[GIVEN DATA]
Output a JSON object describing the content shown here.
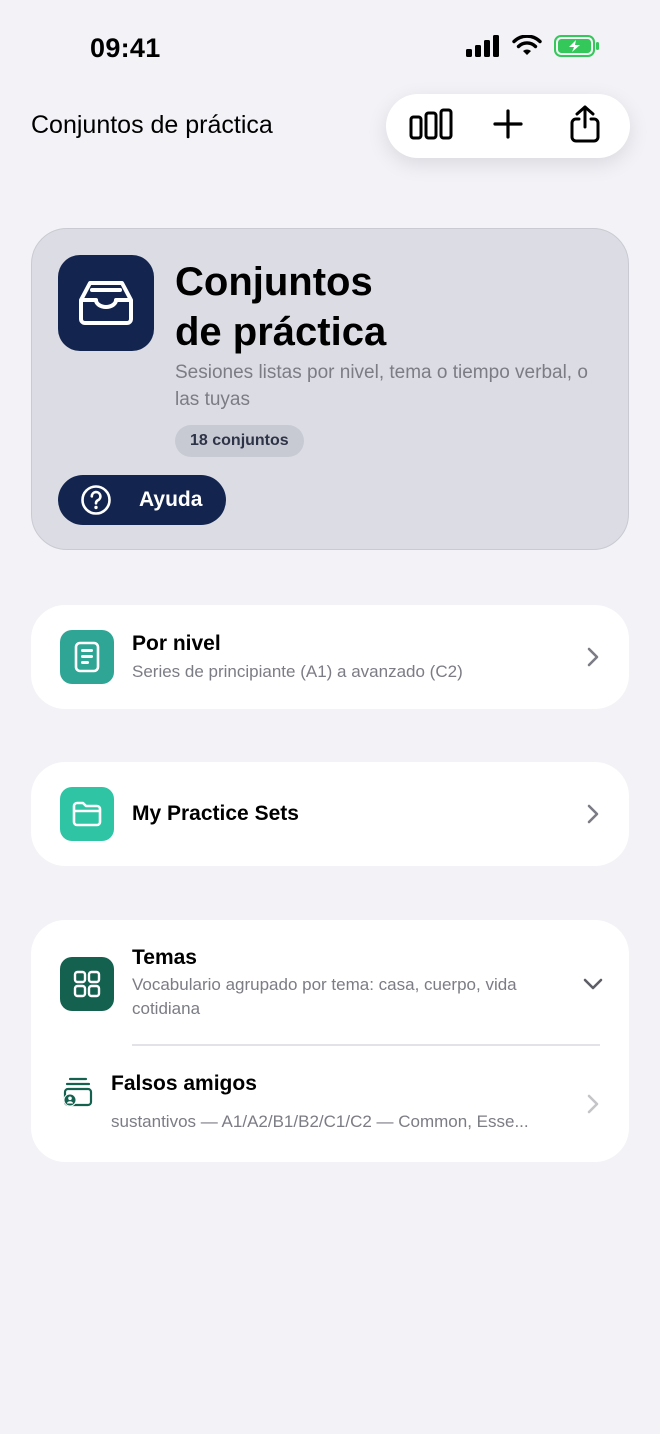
{
  "status_bar": {
    "time": "09:41"
  },
  "nav": {
    "title": "Conjuntos de práctica"
  },
  "toolbar": {
    "stats_icon": "bar-chart-icon",
    "add_icon": "plus-icon",
    "share_icon": "share-icon"
  },
  "hero": {
    "icon": "inbox-tray-icon",
    "title_line1": "Conjuntos",
    "title_line2": "de práctica",
    "subtitle": "Sesiones listas por nivel, tema o tiempo verbal, o las tuyas",
    "badge": "18 conjuntos",
    "help_label": "Ayuda",
    "colors": {
      "background": "#DCDDE4",
      "accent": "#13254F"
    }
  },
  "sections": {
    "by_level": {
      "title": "Por nivel",
      "subtitle": "Series de principiante (A1) a avanzado (C2)",
      "icon": "document-list-icon",
      "icon_color": "#2FA595"
    },
    "my_sets": {
      "title": "My Practice Sets",
      "icon": "folder-icon",
      "icon_color": "#2EC4A4"
    },
    "themes": {
      "title": "Temas",
      "subtitle": "Vocabulario agrupado por tema: casa, cuerpo, vida cotidiana",
      "icon": "grid-icon",
      "icon_color": "#15614F",
      "expanded": true,
      "items": [
        {
          "title": "Falsos amigos",
          "subtitle": "sustantivos — A1/A2/B1/B2/C1/C2 — Common, Esse...",
          "icon": "stacked-cards-person-icon"
        }
      ]
    }
  }
}
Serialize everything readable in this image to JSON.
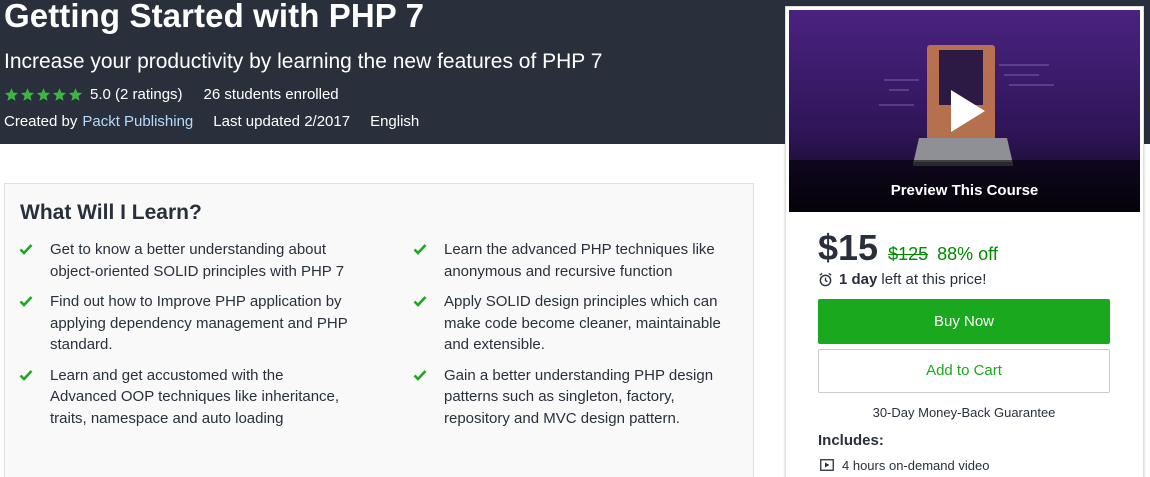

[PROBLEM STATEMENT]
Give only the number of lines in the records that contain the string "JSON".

[WORKED SOLUTION]
2